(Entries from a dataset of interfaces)
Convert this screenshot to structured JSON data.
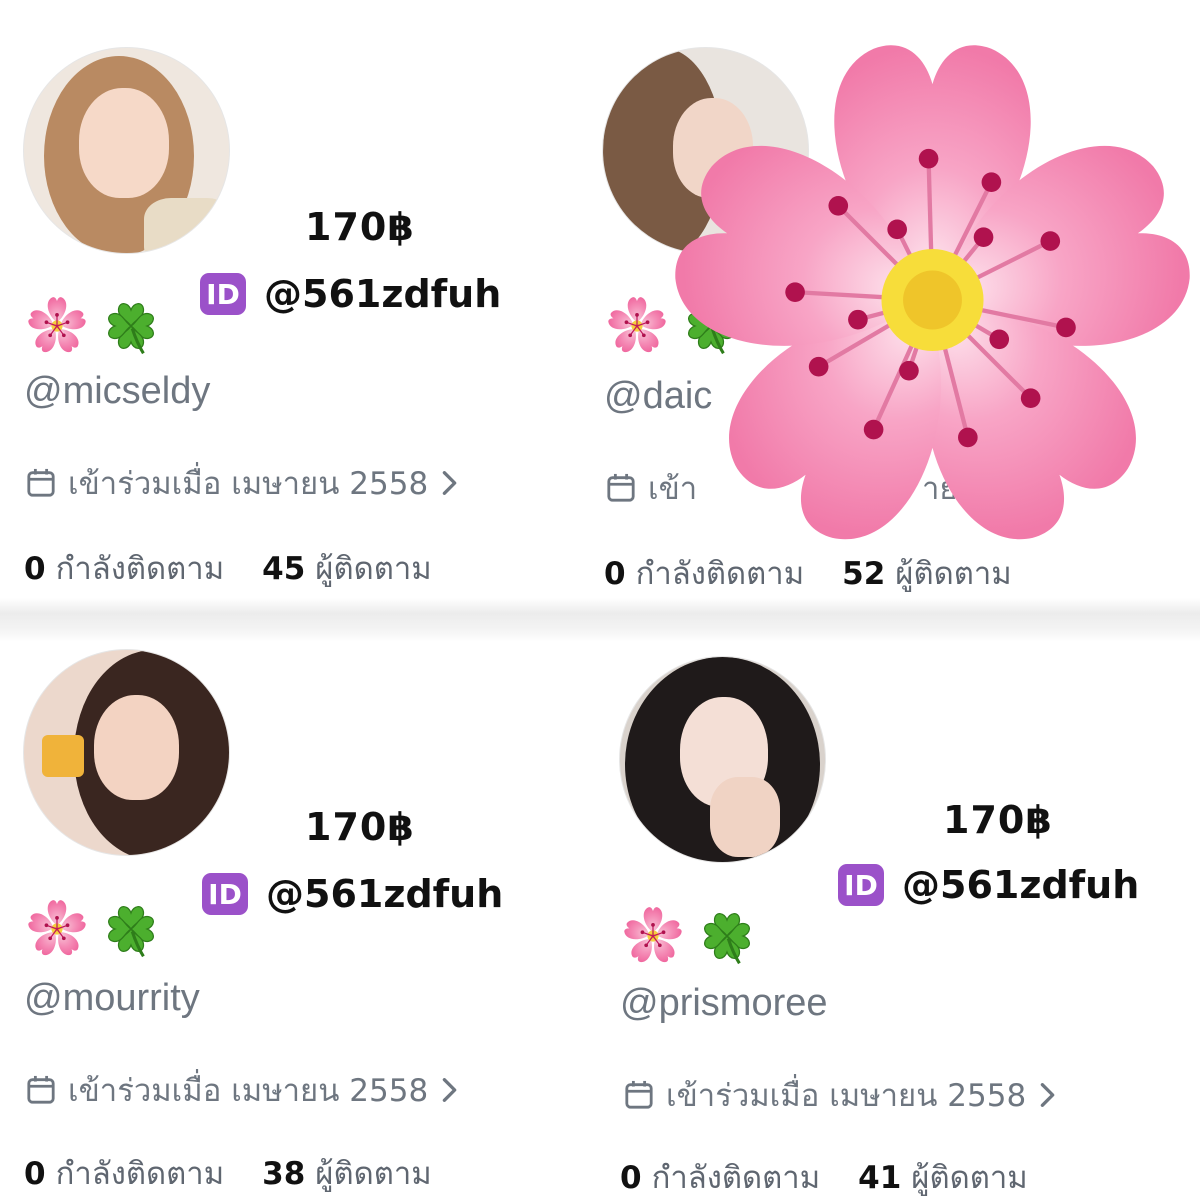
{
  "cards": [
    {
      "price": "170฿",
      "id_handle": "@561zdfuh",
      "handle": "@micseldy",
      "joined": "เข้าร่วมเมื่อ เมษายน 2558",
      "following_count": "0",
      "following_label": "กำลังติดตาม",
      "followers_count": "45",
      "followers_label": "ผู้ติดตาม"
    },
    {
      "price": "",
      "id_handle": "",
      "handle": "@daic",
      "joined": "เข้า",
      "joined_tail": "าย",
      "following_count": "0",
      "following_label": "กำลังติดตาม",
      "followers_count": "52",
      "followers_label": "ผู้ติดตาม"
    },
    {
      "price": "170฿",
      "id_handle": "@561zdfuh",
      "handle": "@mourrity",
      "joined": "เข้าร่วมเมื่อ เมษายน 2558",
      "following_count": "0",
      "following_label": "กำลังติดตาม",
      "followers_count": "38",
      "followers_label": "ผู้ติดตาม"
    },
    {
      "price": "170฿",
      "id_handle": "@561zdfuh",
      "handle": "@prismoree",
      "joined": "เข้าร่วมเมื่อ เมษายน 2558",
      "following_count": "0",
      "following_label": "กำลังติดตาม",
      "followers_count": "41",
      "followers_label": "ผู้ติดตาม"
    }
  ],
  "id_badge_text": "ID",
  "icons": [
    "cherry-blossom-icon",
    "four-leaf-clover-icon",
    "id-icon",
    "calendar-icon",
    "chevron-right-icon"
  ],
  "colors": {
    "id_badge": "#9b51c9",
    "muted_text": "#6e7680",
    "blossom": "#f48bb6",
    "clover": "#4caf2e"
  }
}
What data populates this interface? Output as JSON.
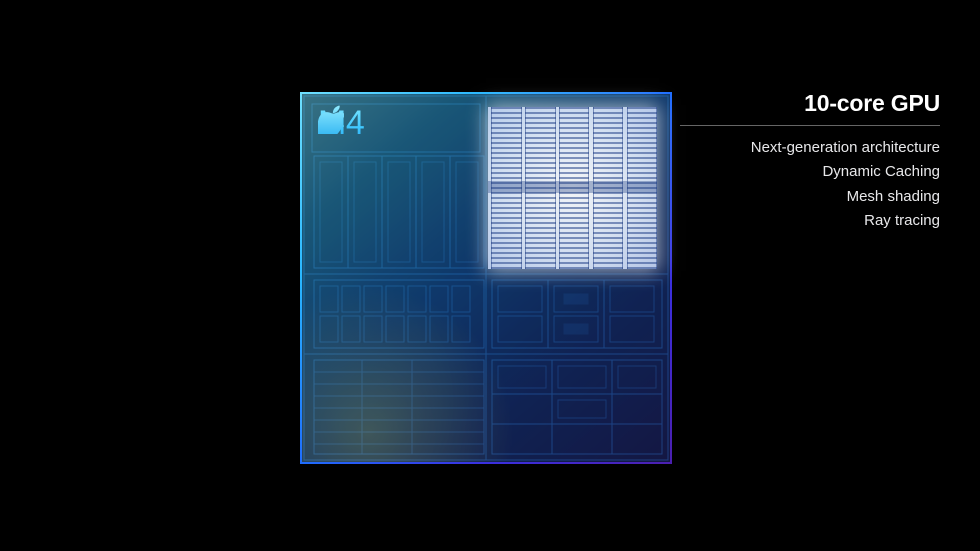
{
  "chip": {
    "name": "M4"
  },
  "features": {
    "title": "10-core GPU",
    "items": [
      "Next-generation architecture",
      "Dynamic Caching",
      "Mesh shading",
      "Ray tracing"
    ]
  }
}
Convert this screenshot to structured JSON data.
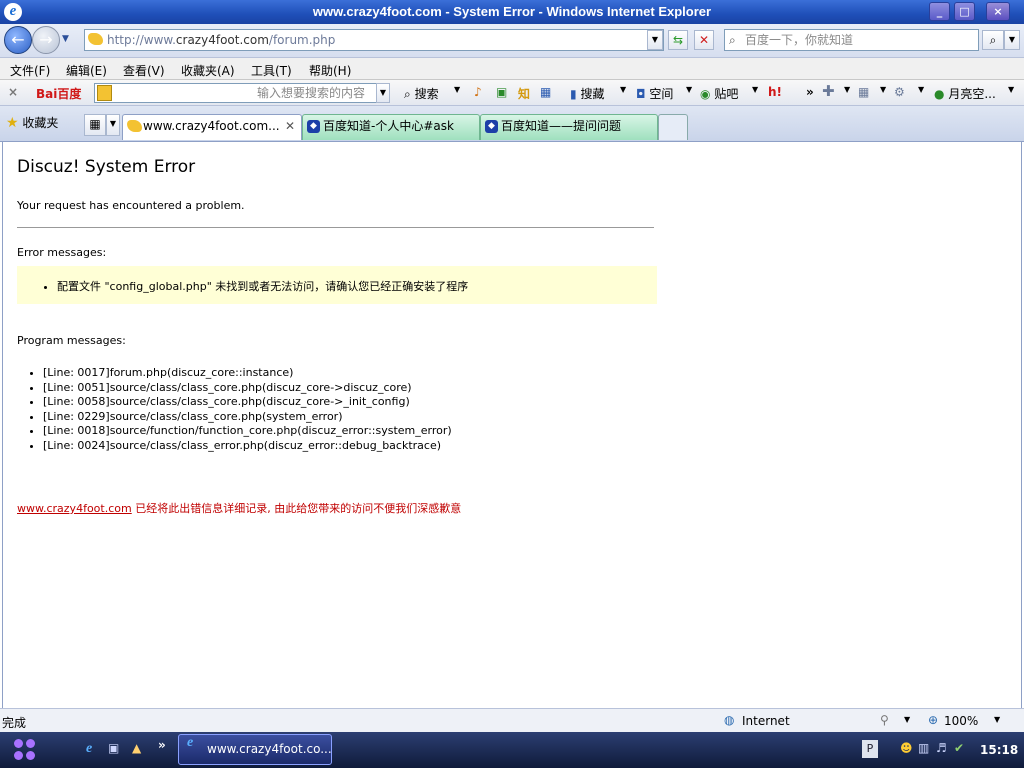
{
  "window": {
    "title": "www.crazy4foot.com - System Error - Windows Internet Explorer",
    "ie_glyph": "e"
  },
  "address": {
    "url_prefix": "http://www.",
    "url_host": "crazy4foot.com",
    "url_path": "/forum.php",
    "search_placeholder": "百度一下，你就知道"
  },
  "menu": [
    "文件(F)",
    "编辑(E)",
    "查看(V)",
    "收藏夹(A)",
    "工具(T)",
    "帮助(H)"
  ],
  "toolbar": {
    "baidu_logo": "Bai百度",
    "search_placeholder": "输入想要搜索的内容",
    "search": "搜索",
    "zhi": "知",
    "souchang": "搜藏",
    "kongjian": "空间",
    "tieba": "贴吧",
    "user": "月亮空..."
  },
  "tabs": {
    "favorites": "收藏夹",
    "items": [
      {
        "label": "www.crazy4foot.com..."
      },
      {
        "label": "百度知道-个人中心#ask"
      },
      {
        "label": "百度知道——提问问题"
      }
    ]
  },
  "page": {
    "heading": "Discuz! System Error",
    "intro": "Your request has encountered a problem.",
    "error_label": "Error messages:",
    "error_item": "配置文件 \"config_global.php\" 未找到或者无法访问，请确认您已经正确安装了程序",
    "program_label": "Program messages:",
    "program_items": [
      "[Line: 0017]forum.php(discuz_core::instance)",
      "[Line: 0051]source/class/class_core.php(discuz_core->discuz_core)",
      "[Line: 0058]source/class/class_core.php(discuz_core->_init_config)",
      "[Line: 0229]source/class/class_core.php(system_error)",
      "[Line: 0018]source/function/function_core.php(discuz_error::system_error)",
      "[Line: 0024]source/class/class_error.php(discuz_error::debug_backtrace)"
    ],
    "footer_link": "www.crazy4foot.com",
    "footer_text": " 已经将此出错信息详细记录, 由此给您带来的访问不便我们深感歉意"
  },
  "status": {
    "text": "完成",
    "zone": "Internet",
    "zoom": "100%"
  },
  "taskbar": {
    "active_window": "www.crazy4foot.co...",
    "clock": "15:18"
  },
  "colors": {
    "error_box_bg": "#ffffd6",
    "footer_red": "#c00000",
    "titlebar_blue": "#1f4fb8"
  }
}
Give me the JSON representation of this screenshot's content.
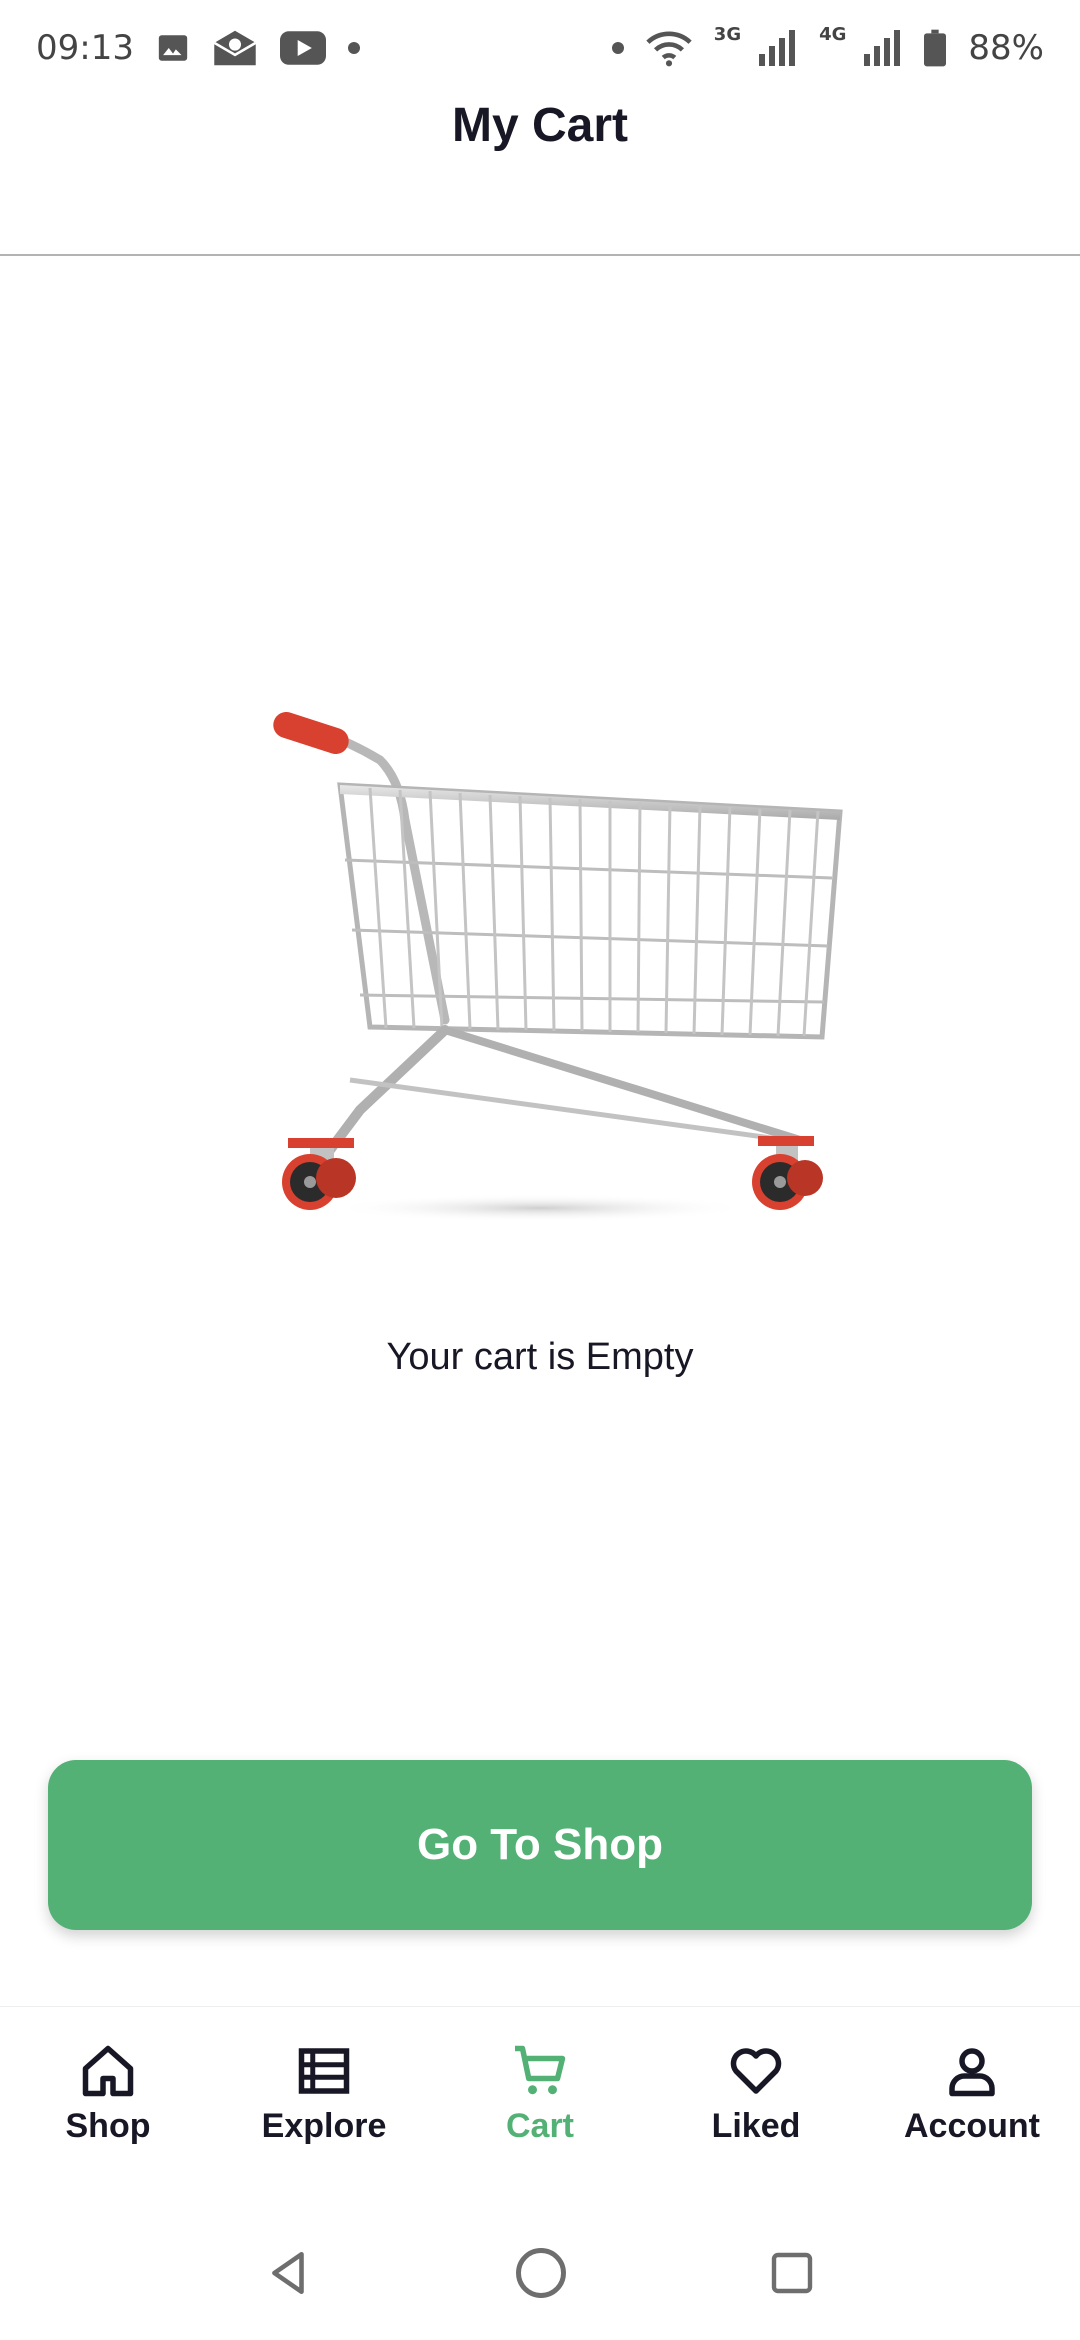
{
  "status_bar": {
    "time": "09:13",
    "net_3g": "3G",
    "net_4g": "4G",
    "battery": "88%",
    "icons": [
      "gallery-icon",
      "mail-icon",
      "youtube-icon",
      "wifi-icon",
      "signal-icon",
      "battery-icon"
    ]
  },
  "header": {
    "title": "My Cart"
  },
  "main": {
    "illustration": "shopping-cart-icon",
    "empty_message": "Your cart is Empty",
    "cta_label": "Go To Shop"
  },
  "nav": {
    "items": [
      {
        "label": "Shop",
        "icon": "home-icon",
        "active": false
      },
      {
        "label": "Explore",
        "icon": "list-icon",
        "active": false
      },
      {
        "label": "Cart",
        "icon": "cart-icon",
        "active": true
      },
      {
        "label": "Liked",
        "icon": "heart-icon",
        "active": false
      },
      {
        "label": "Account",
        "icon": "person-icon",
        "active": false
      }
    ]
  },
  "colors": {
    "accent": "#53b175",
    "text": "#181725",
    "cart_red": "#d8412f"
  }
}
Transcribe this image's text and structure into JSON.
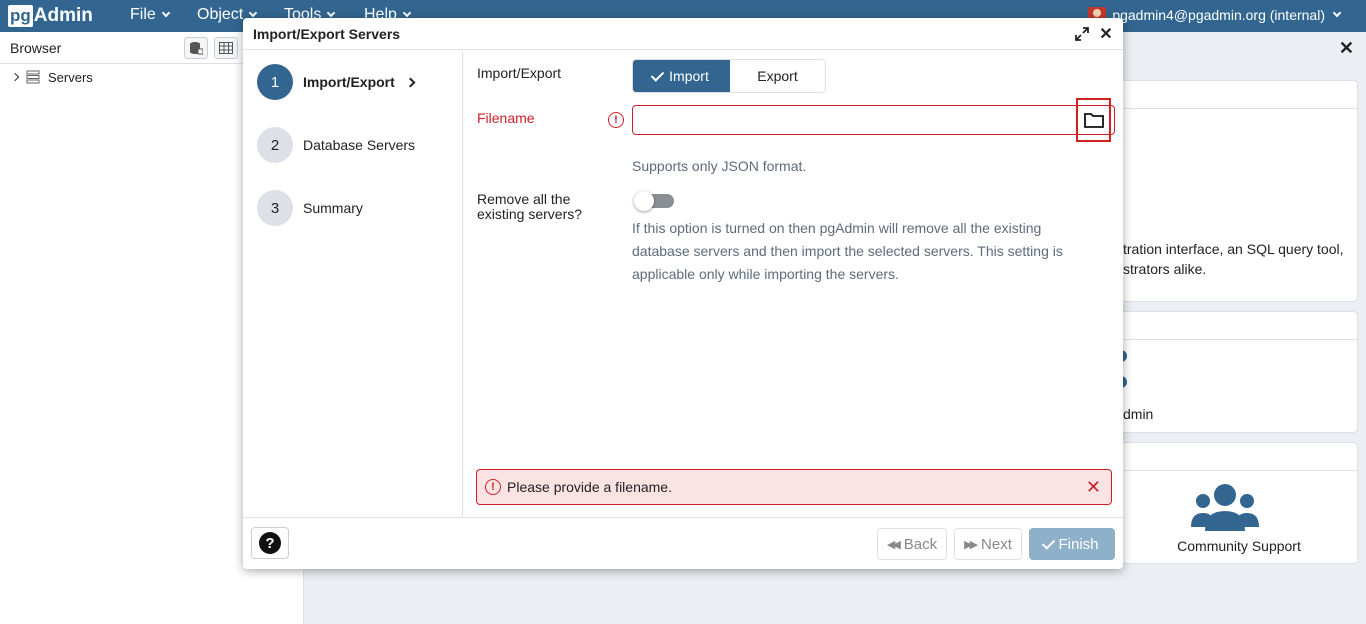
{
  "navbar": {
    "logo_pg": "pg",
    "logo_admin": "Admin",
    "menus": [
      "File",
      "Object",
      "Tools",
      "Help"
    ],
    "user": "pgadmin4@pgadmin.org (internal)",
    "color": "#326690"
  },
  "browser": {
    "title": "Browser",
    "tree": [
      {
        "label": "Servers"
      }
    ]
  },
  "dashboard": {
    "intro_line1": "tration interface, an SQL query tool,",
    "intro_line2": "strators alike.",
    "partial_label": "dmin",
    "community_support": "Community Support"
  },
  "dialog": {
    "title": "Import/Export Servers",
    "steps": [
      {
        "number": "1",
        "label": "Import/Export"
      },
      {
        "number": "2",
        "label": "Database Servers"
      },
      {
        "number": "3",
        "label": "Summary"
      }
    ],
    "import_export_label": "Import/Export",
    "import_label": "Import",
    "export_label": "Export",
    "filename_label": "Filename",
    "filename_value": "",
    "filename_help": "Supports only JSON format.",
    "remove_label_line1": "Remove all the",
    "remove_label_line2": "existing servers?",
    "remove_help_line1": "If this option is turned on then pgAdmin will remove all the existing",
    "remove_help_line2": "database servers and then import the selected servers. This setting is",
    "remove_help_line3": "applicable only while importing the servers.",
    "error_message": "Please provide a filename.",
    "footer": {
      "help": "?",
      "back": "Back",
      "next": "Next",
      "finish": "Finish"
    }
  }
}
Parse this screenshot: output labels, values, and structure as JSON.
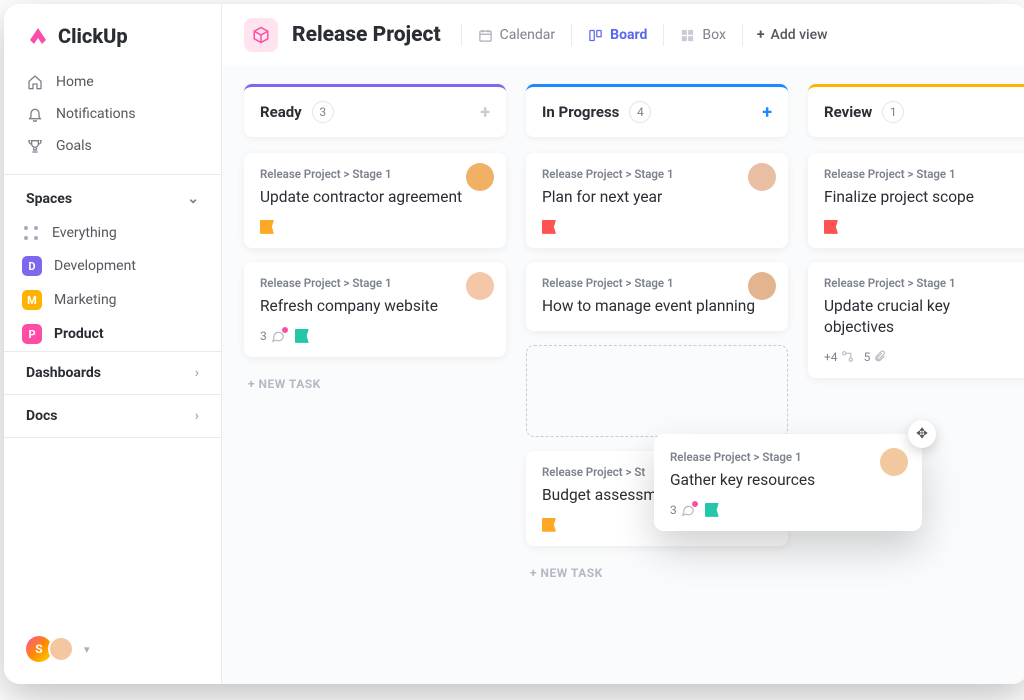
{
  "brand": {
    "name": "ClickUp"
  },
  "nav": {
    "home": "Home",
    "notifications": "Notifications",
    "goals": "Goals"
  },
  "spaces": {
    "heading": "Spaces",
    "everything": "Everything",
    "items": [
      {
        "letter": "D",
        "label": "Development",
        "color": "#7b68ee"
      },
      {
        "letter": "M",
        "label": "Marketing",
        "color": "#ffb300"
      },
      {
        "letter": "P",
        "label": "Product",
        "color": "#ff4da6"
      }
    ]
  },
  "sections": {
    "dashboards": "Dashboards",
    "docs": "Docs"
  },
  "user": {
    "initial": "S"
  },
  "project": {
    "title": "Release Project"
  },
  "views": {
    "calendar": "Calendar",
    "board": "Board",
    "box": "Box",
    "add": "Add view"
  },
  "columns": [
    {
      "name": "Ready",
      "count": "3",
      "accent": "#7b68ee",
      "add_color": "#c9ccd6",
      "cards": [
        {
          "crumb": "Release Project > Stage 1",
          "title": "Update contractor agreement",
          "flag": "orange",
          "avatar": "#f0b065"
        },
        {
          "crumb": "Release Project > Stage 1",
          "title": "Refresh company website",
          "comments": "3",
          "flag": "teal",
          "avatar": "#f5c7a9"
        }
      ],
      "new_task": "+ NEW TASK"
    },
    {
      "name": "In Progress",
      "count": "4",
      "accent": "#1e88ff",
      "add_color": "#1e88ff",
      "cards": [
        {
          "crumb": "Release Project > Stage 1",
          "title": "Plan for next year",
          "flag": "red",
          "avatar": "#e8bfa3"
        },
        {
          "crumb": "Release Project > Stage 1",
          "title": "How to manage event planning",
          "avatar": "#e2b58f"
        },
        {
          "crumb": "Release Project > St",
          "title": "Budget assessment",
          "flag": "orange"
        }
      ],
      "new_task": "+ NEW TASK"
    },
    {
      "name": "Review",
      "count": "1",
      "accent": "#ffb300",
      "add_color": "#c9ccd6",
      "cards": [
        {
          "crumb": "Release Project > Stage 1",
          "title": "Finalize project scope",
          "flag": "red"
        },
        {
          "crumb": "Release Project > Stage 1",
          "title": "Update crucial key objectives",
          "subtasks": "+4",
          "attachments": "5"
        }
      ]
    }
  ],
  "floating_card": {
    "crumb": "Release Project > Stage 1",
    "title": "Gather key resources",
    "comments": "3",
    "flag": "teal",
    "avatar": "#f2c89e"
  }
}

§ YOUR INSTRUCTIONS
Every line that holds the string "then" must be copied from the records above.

§ SOLUTION
    "remove_help_line1": "If this option is turned on then pgAdmin will remove all the existing",
    "remove_help_line2": "database servers and then import the selected servers. This setting is",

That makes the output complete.